17th May, 1938
There is not a town or a village in Ireland that has not a forge. Forges are not as numerous now as they were long ago. Hardly any person uses a horse now except country people. Long ago horses were used for every kind of work such as travelling and ploughing. With all the horses travelling long ago work was very plentiful for the smith.
There are three forges in the town of Kinvara. One is situated on the south side of Kinvara and is owned by a man named Burke. The second is situated on the north side and the man who runs it is named Griffin. The third forge is owned by a man named Connolly. It is situated in the middle of the town of Kinvara.
Burke’s forge is situated on the roadside. It is like a shed from the outside. It has one window in the front and a large door. The roof is made of galvanise. There is one fireplace in the forge. The bellows are oval shaped and there are two wooden handles on them to blow. They are made of leather. The bellows are not made locally.
When the Smith is making a horse shoe he puts a piece of iron in the file. When the iron is red he takes it out with a tongs, then he hammers it until it is the shape he wants it. It is said that whenever the sparks from the iron fly towards a person that there is money coming to that person.
The Smith makes all kinds of farm implements such as ploughs, harrows, spades, shovels and axes. When the Smith is shoeing a horse he shoes the horse outside also. When he is putting a rim round the wheel of a cart he puts it on outside the forge.

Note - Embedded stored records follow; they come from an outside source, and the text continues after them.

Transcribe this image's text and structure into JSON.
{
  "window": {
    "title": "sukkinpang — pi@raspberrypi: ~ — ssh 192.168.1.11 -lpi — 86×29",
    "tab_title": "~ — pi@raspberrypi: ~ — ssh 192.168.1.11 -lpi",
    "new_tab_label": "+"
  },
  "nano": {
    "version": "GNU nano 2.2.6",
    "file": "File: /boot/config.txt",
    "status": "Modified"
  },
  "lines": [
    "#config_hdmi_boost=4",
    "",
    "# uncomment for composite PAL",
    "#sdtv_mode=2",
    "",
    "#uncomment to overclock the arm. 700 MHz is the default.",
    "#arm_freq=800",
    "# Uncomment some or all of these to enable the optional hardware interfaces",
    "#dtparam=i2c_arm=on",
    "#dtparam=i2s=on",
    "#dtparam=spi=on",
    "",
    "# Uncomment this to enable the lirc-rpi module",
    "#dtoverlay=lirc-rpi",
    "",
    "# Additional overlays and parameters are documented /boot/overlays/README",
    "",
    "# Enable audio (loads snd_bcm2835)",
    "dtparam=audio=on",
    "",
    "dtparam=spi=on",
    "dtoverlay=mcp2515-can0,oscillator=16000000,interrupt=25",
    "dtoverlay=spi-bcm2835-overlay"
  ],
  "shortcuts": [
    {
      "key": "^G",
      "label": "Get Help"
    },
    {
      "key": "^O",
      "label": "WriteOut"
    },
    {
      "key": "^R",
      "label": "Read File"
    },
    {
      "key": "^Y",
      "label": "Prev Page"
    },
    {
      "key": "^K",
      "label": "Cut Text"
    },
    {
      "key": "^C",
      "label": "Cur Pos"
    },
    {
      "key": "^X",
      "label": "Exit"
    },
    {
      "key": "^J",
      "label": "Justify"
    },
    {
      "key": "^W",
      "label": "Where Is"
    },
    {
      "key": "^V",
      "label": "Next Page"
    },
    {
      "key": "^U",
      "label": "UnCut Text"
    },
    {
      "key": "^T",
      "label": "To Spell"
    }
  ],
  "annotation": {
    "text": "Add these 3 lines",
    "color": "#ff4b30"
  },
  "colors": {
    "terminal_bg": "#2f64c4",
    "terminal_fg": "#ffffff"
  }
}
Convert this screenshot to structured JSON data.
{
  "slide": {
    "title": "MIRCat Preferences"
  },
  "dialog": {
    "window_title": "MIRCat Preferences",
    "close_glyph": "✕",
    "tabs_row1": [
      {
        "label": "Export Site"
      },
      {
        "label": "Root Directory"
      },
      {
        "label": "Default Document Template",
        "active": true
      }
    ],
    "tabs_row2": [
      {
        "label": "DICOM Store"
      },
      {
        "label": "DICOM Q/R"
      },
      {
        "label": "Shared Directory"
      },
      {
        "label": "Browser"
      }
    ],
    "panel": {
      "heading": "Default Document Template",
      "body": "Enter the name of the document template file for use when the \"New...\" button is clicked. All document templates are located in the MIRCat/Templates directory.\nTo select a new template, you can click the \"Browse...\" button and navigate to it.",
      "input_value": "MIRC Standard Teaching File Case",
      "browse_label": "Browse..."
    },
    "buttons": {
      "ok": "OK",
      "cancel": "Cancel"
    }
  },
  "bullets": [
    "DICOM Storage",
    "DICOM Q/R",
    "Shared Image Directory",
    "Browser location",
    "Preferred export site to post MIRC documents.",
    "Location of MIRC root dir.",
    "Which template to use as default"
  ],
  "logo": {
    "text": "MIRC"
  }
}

Excerpt from the National Folklore Collection, property of University College Dublin held in trust for the people of Ireland. Content was collected by children in 1937 and 1938, carefully transcribed under the supervision of their teachers and forwarded with great pride to form part of the Collection.